4. Try as many guitars as you can
“You need to find a guitar that feels right and works for you. These days, a lot of people buy their guitars online - I’m not sure how well that works. I believe you need to go to a music store, pick up guitars, put them in your hands and you’ll soon know what feels right.
“I think that’s really important - you need to see the action, shape of the neck, how it rings or maybe how it doesn’t ring! Experiencing all those things makes buying an instrument much more exciting. Go to the local store and try your friend’s guitars, asking yourself: ‘Does this feel good or not?’”
5. Tone comes from the fingers first and foremost
“I’m a big believer that good guitar sounds come from the hands. You can buy gear all day long to your heart’s content, but what makes you sound convincing is the articulation in your hands… that all comes from you.
“Around the time I moved to LA, I went to the Whisky A Go-Go and saw [Quiet Riot singer] Kevin DuBrow’s solo band. He had this guitar player, this guy was playing a Dean guitar through a Marshall amp - it sounded good, not great but okay. Then Kevin announced Randy Rhoads would be getting up - and he grabbed that same guitar plugged into the same amp and it was astounding how different he sounded. To be honest, it was twice as good.
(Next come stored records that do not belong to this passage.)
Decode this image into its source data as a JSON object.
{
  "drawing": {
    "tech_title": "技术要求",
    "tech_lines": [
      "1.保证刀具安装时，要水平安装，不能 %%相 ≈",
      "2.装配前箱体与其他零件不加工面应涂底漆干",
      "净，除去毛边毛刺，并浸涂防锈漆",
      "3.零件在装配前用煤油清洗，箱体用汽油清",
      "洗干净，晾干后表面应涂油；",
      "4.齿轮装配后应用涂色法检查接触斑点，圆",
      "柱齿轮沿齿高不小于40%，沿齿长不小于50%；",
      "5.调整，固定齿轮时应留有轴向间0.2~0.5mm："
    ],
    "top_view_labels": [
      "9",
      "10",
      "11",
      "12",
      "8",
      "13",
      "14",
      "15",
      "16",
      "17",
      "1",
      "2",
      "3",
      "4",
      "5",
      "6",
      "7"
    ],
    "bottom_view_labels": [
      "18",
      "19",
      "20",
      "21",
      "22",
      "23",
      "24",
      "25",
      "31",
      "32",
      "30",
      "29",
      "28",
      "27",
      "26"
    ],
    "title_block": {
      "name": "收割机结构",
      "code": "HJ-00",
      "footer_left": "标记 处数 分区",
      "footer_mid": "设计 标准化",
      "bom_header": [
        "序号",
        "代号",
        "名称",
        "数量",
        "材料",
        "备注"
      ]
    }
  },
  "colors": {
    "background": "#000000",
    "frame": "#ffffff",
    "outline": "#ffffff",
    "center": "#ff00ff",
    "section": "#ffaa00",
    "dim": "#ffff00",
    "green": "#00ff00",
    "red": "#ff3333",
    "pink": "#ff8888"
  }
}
It was his approach and articulation that made the rig sound like a million bucks’ worth.
“I believe the guitar has to sound good without the effects or anything else. Start with the basic guitar/amp combination - don’t get wrapped up in anything else until you’ve got that under your belt.
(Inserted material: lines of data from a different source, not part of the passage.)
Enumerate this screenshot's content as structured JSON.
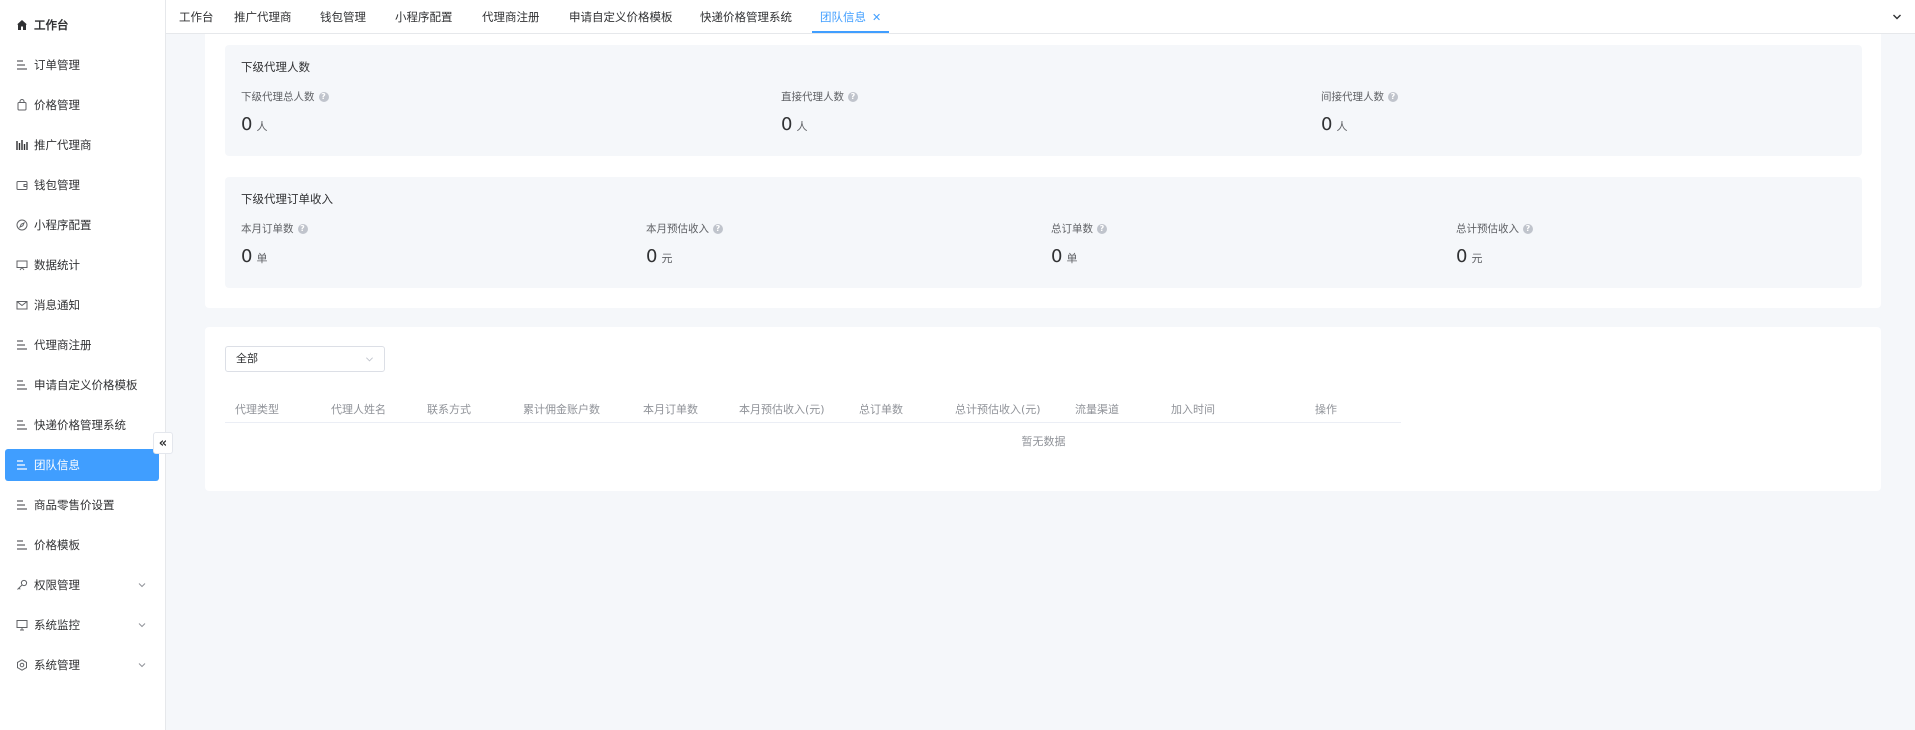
{
  "sidebar": {
    "items": [
      {
        "label": "工作台",
        "icon": "home-icon"
      },
      {
        "label": "订单管理",
        "icon": "list-icon"
      },
      {
        "label": "价格管理",
        "icon": "bag-icon"
      },
      {
        "label": "推广代理商",
        "icon": "chart-icon"
      },
      {
        "label": "钱包管理",
        "icon": "wallet-icon"
      },
      {
        "label": "小程序配置",
        "icon": "compass-icon"
      },
      {
        "label": "数据统计",
        "icon": "monitor-icon"
      },
      {
        "label": "消息通知",
        "icon": "mail-icon"
      },
      {
        "label": "代理商注册",
        "icon": "list-icon"
      },
      {
        "label": "申请自定义价格模板",
        "icon": "list-icon"
      },
      {
        "label": "快递价格管理系统",
        "icon": "list-icon"
      },
      {
        "label": "团队信息",
        "icon": "list-icon",
        "active": true
      },
      {
        "label": "商品零售价设置",
        "icon": "list-icon"
      },
      {
        "label": "价格模板",
        "icon": "list-icon"
      },
      {
        "label": "权限管理",
        "icon": "key-icon",
        "expandable": true
      },
      {
        "label": "系统监控",
        "icon": "screen-icon",
        "expandable": true
      },
      {
        "label": "系统管理",
        "icon": "settings-icon",
        "expandable": true
      }
    ],
    "collapse_symbol": "«"
  },
  "tabs": [
    {
      "label": "工作台"
    },
    {
      "label": "推广代理商"
    },
    {
      "label": "钱包管理"
    },
    {
      "label": "小程序配置"
    },
    {
      "label": "代理商注册"
    },
    {
      "label": "申请自定义价格模板"
    },
    {
      "label": "快递价格管理系统"
    },
    {
      "label": "团队信息",
      "active": true
    }
  ],
  "agents_panel": {
    "title": "下级代理人数",
    "stats": [
      {
        "label": "下级代理总人数",
        "value": "0",
        "unit": "人"
      },
      {
        "label": "直接代理人数",
        "value": "0",
        "unit": "人"
      },
      {
        "label": "间接代理人数",
        "value": "0",
        "unit": "人"
      }
    ]
  },
  "income_panel": {
    "title": "下级代理订单收入",
    "stats": [
      {
        "label": "本月订单数",
        "value": "0",
        "unit": "单"
      },
      {
        "label": "本月预估收入",
        "value": "0",
        "unit": "元"
      },
      {
        "label": "总订单数",
        "value": "0",
        "unit": "单"
      },
      {
        "label": "总计预估收入",
        "value": "0",
        "unit": "元"
      }
    ]
  },
  "filter": {
    "selected": "全部"
  },
  "table": {
    "columns": [
      "代理类型",
      "代理人姓名",
      "联系方式",
      "累计佣金账户数",
      "本月订单数",
      "本月预估收入(元)",
      "总订单数",
      "总计预估收入(元)",
      "流量渠道",
      "加入时间",
      "操作"
    ],
    "empty_text": "暂无数据"
  },
  "colors": {
    "accent": "#409eff",
    "background": "#f5f7fa"
  }
}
“When the Rockman amp came out in the '80s, it sounded really compressed and warm in the studio but didn’t have the velocity you need on stage. People started using these things in their giant racks and it was a bit like 'Honey, Someone’s Shrunk The Guitar Sound'!”
6. Understand major scales as much as minor
“Most guitar players in rock will stick to that minor pentatonic scale. It’s a lot more challenging to play in major and as a result, a lot of guitarists can’t do it that well. It might be associated with more poppy stuff or even Southern blues, but I think it sounds really cool.
“The major pentatonic is a totally different approach, with its own licks and patterns. I always thought Peter Frampton was brilliant at playing in different scales and tonalities, even throwing in jazzy flairs here and there. He’s one of my favourite guitarists of all time for that very reason!”